Please tell us about your current release.
My fourth book, published this month, is a novella, a sequel to Tea Party Teddy. The name is Tea Party Teddy’s Legacy. I never planned on writing a sequel, but so many people asked what happened to Nina and Bob, characters from Tea Party Teddy, that it demanded being written. It’s a short political thriller exposing greed and hunger for power in the political world.
What inspired you to write this book?
My husband was a California State Senator and I spent most of the twelve years he was in office in Sacramento, California entertaining Governors, Congressmen and politicians from both parties. I was “an insider” and had first-hand knowledge of just how much greed and corruption there is in politics
How did you come up with the title?
It’s the sequel to Tea Party Teddy, really the legacy he leaves. There’s a strong element of romance and family life in the book as well as Teddy’s legacy of greed and corruption.
Which of your characters is your favorite? Do you dislike any of them?
Love Bob and Nina. Can’t stand the reverend. My favorite character in probably all of my books is the PI, Slade Kelly. He’s a reprobate, but I find him irresistible.
Can you tell us a little about the black moment in your book?
Sure. It will probably be easier if I just quote a few lines from the back of the book: “Will Bob and Nina be able to hold their family together? Will Slade Kelly, the well-known private investigator, be able to protect the Silva family from the reverend’s criminal plans? And just where do those babies come from that the reverend ‘places’ with families? And why is every television station in California and across the nation featuring Bob Silva as their lead story on the evening news?”
If you could jump in to any book, and live in that world, which would it be?
I spent some time in a small cottage in a small village in Provence very similar to where Elena lives in my book, Coyote in Provence. I loved the little cottage, the countryside, and the people.
The Sequel to Tea Party Teddy…
What happens when Bob Silva, who is married to the ex-wife of Tea Party Teddy, decides to run for the California State Assembly against the Reverend Jim Thurston, a devout Tea Party member? Will Reverend Jim seek revenge for the death of his friend, Tea Party Teddy? Will the Dear Reverend resort to criminal acts to try and win the election?
About the Author
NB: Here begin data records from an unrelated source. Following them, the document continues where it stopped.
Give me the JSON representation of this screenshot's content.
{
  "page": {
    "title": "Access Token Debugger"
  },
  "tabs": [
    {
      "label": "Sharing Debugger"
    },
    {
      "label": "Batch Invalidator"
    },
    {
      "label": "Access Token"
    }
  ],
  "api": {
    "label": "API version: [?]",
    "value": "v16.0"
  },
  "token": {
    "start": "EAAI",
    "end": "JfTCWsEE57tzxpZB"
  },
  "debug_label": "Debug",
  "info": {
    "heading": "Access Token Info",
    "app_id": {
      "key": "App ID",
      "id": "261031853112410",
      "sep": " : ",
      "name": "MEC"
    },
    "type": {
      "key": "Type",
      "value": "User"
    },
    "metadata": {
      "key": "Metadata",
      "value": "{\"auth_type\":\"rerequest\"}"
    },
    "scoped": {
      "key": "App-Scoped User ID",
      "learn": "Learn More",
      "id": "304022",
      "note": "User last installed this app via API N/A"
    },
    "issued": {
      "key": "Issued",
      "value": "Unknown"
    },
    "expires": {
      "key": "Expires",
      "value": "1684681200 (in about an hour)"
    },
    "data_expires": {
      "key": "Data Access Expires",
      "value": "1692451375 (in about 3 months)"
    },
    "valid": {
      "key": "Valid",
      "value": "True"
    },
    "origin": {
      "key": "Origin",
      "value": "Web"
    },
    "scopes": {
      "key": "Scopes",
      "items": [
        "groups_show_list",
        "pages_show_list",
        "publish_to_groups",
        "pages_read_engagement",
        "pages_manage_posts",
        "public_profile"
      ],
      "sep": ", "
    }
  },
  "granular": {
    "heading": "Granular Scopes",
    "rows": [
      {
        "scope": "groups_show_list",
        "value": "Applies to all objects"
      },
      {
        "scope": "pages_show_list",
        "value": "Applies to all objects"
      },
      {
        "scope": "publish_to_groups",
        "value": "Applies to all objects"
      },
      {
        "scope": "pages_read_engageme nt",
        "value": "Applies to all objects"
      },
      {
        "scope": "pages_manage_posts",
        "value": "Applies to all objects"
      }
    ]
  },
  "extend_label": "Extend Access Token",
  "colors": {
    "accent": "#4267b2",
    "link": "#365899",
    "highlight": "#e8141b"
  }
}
Dianne Harman draws her stories and characters from a diverse business and personal background. She owned a national antique and art appraisal business for many years, leaving that industry and opening two yoga centers where she taught yoga and certified yoga instructors. Dianne has traveled extensively throughout the world, most recently dividing her time between Huntington Beach, California and Sacramento, California, where her husband was a Senator. A gourmet cook, she has entertained Governors, Congressmen and numerous other political figures in her homes. An avid reader, Dianne brings the richness of her life experiences to her novels, Blue Coyote Motel, Tea Party Teddy, Coyote in Provence, andTea Party Teddy’s Legacy.